• **Exercise goal**
Write back every line of the listing exactly, excluding images.
** Records provided follows **
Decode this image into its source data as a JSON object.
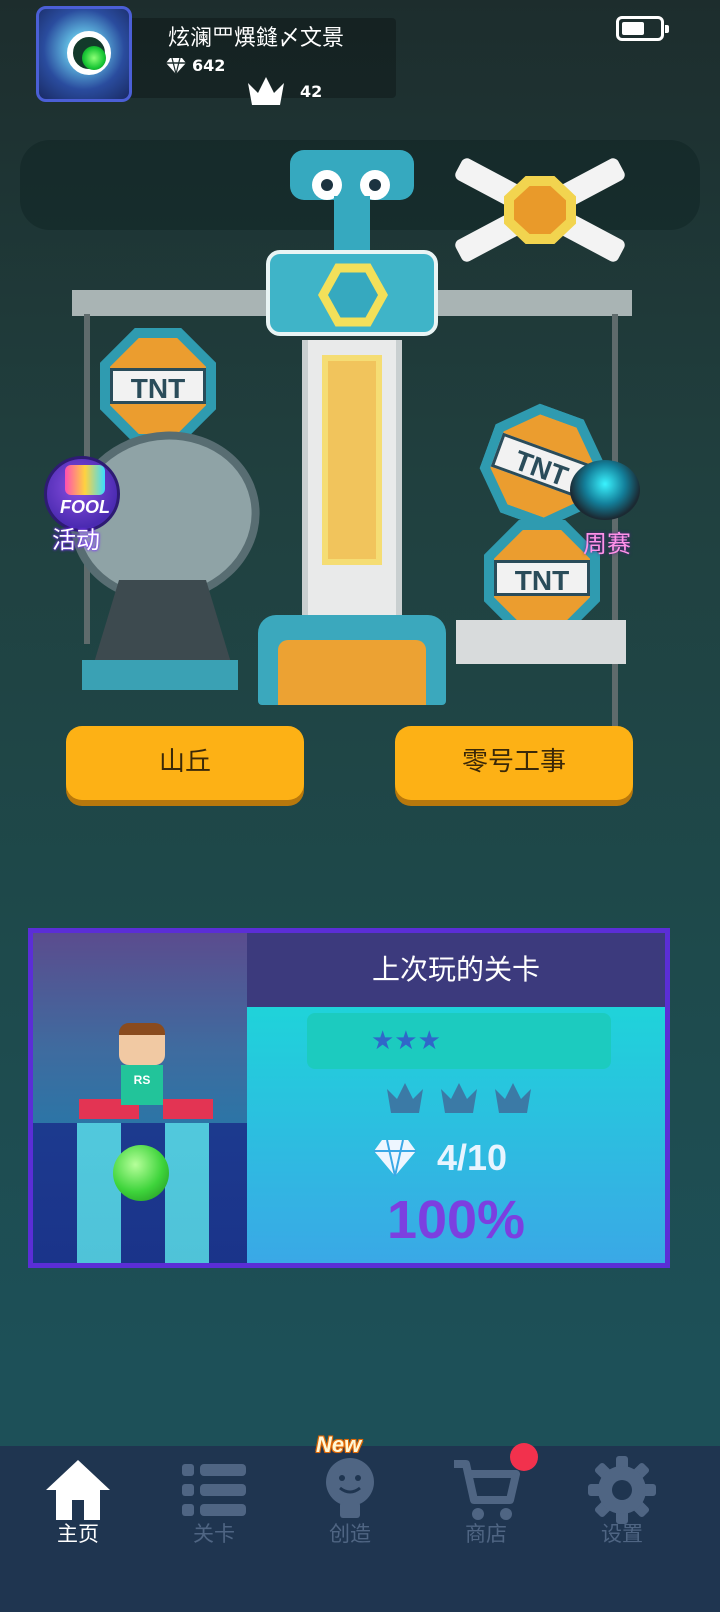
{
  "profile": {
    "username": "炫澜罒熼鏠〆文景",
    "gems": "642",
    "crowns": "42"
  },
  "battery": {
    "level": 0.6
  },
  "scene": {
    "tnt_label": "TNT",
    "event_badge_text": "FOOL",
    "event_label": "活动",
    "weekly_label": "周赛"
  },
  "level_buttons": {
    "left": "山丘",
    "right": "零号工事"
  },
  "last_played": {
    "title": "上次玩的关卡",
    "stars": "★★★",
    "char_shirt": "RS",
    "gem_count": "4/10",
    "percent": "100%"
  },
  "nav": {
    "items": [
      {
        "label": "主页",
        "icon": "home-icon",
        "active": true
      },
      {
        "label": "关卡",
        "icon": "list-icon",
        "active": false
      },
      {
        "label": "创造",
        "icon": "create-icon",
        "active": false
      },
      {
        "label": "商店",
        "icon": "cart-icon",
        "active": false
      },
      {
        "label": "设置",
        "icon": "gear-icon",
        "active": false
      }
    ],
    "new_badge": "New"
  },
  "colors": {
    "button": "#fdb115",
    "card_border": "#5b2ed6",
    "nav_bg": "#1f3550",
    "percent": "#7c3fe0"
  }
}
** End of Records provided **
• **Solution to this exercise**
Decode this image into its source data as a JSON object.
{
  "profile": {
    "username": "炫澜罒熼鏠〆文景",
    "gems": "642",
    "crowns": "42"
  },
  "battery": {
    "level": 0.6
  },
  "scene": {
    "tnt_label": "TNT",
    "event_badge_text": "FOOL",
    "event_label": "活动",
    "weekly_label": "周赛"
  },
  "level_buttons": {
    "left": "山丘",
    "right": "零号工事"
  },
  "last_played": {
    "title": "上次玩的关卡",
    "stars": "★★★",
    "char_shirt": "RS",
    "gem_count": "4/10",
    "percent": "100%"
  },
  "nav": {
    "items": [
      {
        "label": "主页",
        "icon": "home-icon",
        "active": true
      },
      {
        "label": "关卡",
        "icon": "list-icon",
        "active": false
      },
      {
        "label": "创造",
        "icon": "create-icon",
        "active": false
      },
      {
        "label": "商店",
        "icon": "cart-icon",
        "active": false
      },
      {
        "label": "设置",
        "icon": "gear-icon",
        "active": false
      }
    ],
    "new_badge": "New"
  },
  "colors": {
    "button": "#fdb115",
    "card_border": "#5b2ed6",
    "nav_bg": "#1f3550",
    "percent": "#7c3fe0"
  }
}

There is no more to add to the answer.